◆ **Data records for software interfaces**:
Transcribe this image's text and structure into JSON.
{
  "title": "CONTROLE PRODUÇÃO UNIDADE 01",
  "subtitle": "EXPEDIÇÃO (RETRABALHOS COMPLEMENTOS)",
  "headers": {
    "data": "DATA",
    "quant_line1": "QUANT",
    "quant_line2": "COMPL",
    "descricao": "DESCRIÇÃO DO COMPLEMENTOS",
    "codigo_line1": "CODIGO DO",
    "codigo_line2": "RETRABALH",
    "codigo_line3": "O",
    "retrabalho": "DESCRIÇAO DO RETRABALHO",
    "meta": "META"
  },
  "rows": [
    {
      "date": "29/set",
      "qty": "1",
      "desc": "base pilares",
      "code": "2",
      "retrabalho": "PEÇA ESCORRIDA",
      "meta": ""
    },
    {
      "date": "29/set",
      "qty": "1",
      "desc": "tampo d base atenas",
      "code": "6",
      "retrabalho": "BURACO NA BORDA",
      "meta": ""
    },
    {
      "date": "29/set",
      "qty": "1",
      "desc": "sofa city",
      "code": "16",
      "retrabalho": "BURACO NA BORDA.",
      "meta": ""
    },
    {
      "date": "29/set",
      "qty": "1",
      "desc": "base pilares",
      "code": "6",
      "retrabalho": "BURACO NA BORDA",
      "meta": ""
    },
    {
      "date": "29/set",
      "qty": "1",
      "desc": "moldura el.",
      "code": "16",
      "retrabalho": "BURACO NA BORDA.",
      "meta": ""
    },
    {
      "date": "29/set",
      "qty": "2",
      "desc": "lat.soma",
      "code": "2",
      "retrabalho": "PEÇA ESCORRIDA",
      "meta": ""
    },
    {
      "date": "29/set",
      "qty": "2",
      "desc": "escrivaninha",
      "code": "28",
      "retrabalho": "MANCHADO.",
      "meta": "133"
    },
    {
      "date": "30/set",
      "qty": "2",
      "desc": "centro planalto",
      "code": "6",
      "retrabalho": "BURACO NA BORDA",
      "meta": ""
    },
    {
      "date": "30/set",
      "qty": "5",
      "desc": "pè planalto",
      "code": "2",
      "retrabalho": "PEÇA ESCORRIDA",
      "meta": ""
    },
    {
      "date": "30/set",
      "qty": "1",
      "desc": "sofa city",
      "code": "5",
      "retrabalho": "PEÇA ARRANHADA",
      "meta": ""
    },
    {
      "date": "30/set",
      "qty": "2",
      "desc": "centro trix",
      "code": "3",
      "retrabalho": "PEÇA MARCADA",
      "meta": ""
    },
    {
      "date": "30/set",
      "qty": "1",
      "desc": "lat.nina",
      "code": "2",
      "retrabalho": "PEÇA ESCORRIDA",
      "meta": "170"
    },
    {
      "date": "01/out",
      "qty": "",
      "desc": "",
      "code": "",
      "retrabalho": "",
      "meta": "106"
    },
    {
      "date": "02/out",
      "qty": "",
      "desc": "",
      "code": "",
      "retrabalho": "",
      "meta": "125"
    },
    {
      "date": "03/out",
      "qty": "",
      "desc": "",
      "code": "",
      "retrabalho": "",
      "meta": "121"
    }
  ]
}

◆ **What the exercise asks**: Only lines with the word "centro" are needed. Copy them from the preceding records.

◆ **Result for this exercise**:
      "desc": "centro planalto",
      "desc": "centro trix",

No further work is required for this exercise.